My supervisor makes me write a lot. Here is an excerpt from a pile of notes on Kierkegaard I threw together for this week’s supervision:
In opposition to the present age, Kierkegaard provides the revolutionary age, which is “an age of action”, in opposition to the present age of “advertisement and publicity.” This critique of the present age’s obsession with the press leads to one of Kierkegaard’s only direct critiques of the expanding grasp of capital in his age:
“In the end, therefore, money will be the one thing people will desire, which is moreover only representative, an abstraction. Nowadays a young man hardly envies anyone his gifts, his art, the love of a beautiful girl, or his fame; he only envies him his money. Give me money, he will say, and I am saved.” (The Present Age)

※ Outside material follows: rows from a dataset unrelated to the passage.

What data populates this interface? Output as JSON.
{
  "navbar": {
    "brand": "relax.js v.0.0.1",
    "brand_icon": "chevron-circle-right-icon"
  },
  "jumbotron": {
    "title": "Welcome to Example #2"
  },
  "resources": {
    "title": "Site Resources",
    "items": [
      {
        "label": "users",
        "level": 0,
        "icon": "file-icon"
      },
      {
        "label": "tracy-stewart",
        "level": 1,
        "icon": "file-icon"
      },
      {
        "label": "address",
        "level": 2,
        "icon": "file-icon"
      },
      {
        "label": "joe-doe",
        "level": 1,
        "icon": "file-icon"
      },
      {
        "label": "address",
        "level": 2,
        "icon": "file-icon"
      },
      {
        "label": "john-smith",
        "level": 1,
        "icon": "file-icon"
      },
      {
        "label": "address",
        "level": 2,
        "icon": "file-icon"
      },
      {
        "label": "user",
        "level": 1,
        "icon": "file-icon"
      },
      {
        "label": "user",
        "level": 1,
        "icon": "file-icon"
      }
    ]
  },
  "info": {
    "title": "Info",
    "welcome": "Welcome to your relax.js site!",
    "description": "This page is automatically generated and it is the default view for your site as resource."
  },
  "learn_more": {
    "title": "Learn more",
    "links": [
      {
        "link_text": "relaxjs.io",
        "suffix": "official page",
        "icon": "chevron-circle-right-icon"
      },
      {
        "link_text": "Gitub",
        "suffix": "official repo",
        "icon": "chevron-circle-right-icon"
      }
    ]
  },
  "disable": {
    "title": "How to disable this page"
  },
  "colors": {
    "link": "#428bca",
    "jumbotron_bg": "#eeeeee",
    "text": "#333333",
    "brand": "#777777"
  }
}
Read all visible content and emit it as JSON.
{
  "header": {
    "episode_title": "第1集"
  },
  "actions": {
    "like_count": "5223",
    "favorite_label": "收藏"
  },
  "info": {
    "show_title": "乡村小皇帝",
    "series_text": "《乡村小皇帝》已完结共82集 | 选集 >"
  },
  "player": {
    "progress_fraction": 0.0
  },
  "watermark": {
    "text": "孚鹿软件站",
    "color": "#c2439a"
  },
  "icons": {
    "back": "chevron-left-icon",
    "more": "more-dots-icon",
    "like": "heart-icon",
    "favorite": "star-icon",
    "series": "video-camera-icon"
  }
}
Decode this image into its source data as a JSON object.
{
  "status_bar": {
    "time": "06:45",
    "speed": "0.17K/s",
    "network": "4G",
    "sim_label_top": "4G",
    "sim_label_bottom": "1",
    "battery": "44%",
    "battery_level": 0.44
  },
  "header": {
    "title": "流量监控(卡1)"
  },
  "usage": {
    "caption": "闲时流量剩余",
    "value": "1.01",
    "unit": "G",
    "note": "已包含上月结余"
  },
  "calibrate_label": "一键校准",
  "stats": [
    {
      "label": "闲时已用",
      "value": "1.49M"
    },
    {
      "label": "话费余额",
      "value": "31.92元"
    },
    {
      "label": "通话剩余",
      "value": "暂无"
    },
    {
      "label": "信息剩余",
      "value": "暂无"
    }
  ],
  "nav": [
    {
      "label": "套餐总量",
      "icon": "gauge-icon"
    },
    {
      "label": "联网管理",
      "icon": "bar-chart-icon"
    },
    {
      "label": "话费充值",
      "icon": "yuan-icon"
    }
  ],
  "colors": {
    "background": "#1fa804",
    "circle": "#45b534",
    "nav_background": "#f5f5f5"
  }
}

By noting that the young man of the present age seeks salvation in money, Kierkegaard is one of the first authors to overtly critique the inherently religious nature of capital. This reliance on money is a sign of the overarching problem of the present age, a lack of passion and action. Because of this lack of ability to act passionately, “everything is transformed into representational ideas.” Thus, the present age is one obsessed with nothing but reflection and representation, and this lack of anything real, or actual, is the cause of a lack of a passionate prior self-relation in the individual. Here it is clear that Kierkegaard’s conception of subjectivity in no way leads to stark a-social and a-political individualism, but is instead the necessary pre-condition for the individual to passionately exist in (and affect) reality.